A report by Bloomberg Thursday found that Semiconductor Manufacturing International Corp (SMIC). China’s premier chip manufacturer has developed the ability to produce chips to the highest Western standards despite US sanctions that had been designed to prevent such an advance.

According to a report by industry blog Tech Insights, which Bloomberg has confirmed, SMIC has produced Bitcoin mining semiconductors with 7-nanometer technology since last July. The figure represents the size of the transistors involved, and the smaller the figure, the smaller the transistors, and the more transistors that can be fit on a single chip. The more transistors on a chip, the faster and more efficient it will be.
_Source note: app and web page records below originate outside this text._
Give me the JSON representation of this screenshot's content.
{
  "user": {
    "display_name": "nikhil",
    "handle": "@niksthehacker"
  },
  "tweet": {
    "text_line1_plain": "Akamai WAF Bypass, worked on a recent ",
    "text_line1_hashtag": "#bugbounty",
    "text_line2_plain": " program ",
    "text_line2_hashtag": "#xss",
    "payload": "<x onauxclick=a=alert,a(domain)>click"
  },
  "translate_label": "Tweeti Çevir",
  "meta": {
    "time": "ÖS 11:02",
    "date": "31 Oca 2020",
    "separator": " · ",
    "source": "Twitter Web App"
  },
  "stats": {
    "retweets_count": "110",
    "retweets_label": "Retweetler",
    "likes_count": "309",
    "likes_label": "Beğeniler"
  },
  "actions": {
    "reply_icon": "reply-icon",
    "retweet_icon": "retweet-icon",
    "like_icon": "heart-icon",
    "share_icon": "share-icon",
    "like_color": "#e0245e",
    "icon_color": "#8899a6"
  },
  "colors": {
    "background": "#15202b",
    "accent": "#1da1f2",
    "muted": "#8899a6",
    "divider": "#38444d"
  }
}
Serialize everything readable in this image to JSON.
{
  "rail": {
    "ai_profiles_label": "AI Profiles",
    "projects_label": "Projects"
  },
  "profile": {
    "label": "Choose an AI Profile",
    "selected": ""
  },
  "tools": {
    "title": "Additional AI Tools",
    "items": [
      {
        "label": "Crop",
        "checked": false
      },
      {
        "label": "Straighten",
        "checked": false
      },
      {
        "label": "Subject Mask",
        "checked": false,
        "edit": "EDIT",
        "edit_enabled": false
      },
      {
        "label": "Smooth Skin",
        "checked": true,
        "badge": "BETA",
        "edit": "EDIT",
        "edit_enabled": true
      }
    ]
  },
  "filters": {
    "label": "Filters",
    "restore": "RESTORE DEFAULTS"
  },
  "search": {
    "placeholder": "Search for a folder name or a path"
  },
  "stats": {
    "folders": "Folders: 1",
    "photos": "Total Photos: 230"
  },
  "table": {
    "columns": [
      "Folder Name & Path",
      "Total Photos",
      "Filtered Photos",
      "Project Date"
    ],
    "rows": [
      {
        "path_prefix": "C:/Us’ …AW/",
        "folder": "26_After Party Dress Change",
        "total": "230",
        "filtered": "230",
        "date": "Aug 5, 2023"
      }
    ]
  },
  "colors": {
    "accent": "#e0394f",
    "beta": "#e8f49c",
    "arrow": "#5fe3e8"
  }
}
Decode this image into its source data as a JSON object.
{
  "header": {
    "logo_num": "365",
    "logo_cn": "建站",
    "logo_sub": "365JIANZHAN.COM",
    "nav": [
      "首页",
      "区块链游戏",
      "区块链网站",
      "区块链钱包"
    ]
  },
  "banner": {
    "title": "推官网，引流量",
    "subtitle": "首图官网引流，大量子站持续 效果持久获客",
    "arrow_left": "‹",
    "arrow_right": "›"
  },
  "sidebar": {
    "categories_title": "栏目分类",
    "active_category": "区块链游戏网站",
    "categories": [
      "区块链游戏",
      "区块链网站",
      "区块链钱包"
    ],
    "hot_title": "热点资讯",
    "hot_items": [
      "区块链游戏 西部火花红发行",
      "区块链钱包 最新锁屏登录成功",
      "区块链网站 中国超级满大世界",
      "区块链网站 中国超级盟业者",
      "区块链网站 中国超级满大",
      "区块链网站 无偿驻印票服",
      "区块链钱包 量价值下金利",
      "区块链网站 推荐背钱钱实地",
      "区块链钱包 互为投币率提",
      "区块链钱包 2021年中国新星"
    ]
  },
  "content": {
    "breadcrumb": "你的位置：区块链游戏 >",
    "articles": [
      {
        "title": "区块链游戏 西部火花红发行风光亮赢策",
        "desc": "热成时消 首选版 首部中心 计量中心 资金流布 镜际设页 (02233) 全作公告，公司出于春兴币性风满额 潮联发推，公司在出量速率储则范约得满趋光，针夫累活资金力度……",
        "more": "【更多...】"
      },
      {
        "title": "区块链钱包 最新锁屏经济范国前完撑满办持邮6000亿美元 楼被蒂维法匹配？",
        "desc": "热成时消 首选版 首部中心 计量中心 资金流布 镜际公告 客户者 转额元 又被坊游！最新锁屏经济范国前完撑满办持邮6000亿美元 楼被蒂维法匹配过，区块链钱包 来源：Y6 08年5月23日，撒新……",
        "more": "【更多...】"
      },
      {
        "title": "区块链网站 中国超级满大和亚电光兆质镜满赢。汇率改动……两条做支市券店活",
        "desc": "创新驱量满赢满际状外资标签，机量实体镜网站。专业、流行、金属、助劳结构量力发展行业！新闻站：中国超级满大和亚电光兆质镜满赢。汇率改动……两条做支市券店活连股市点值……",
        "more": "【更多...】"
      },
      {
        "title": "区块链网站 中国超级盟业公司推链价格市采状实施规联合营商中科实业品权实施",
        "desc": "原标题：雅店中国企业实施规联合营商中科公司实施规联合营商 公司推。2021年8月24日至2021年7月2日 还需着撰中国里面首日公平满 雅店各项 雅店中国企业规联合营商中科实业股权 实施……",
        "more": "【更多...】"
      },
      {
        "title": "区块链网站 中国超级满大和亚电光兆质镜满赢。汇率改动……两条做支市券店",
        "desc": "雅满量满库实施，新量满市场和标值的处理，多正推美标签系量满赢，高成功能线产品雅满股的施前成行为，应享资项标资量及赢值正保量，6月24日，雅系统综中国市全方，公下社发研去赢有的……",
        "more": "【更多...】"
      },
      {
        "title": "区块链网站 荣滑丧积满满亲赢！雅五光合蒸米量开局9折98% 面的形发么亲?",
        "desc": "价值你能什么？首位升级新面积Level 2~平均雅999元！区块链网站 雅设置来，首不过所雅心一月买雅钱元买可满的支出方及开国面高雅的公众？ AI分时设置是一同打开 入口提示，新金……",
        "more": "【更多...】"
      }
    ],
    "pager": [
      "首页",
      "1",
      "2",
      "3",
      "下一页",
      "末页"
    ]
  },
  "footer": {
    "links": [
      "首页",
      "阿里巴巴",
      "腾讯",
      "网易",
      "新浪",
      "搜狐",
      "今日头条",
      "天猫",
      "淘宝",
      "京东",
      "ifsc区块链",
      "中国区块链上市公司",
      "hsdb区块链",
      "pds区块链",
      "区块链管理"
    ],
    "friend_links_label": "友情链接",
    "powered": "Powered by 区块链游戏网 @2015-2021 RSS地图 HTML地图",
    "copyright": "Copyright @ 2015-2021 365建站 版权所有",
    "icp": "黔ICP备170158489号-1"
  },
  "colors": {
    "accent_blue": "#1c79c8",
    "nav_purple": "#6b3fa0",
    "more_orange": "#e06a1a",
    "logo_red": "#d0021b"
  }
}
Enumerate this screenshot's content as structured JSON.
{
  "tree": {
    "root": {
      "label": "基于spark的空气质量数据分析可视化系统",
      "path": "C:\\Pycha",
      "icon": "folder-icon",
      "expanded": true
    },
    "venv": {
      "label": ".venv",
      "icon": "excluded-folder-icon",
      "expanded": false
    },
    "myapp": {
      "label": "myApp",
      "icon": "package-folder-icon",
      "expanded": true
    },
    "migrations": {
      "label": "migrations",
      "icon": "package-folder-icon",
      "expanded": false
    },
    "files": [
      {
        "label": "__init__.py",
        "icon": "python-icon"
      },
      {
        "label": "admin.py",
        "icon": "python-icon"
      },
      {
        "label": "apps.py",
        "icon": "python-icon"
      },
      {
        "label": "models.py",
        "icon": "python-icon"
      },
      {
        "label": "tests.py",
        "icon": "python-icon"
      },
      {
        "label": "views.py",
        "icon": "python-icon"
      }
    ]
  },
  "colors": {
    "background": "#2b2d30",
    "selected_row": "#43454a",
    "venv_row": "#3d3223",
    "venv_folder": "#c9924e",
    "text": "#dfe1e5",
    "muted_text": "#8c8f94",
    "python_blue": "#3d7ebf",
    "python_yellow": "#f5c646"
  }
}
Previously SMIC had only produced chips to a standard of 14-nanometers, and the US government had hoped to prevent any advance beyond that level. In 2020, the US government had banned export of equipment capable of producing 10nm and below level chips to SMIC. Currently the US government is focusing on preventing Dutch supplier ASML from supplying similar machines to SMIC.

Although ASML is already forbidden from selling its most advanced equipment to SMIC, the Biden administration is trying to tighten the ban to include less advanced technologies as well.

Currently Taiwan’s TSMC and South Korea’s Samsung can make 7nm semiconductors, while US-based Intel is slated to release its own 7nm chip next year. Currently the most advanced US and European chips are only 12nm.

It is not clear how China has reached this level of technological sophistication. Some have suggested they may have modified their 14nm tooling.

In addition to representing a dangerous advance for Chinese technological sophistication, the new chips also pose a threat to the geopolitical battlefield, where Washington has been trying to leverage its access to technology to deny Russia access to Western technology in retaliation for the invasion of Ukraine.

In March, the US Department of Commerce threatened SMIC with the withholding of manufacturing software the company required, if the company continued to export semiconductors to Russia and Belarus. The Chinese had refused to join in the Western sanctions regime against Russia, saying it would, “continue to maintain normal trade, economic, and financial ties” with Russia.

For its part, SMIC maintained they have never had any Russian customers, and the company has, “always been operating in compliance” with US sanctions.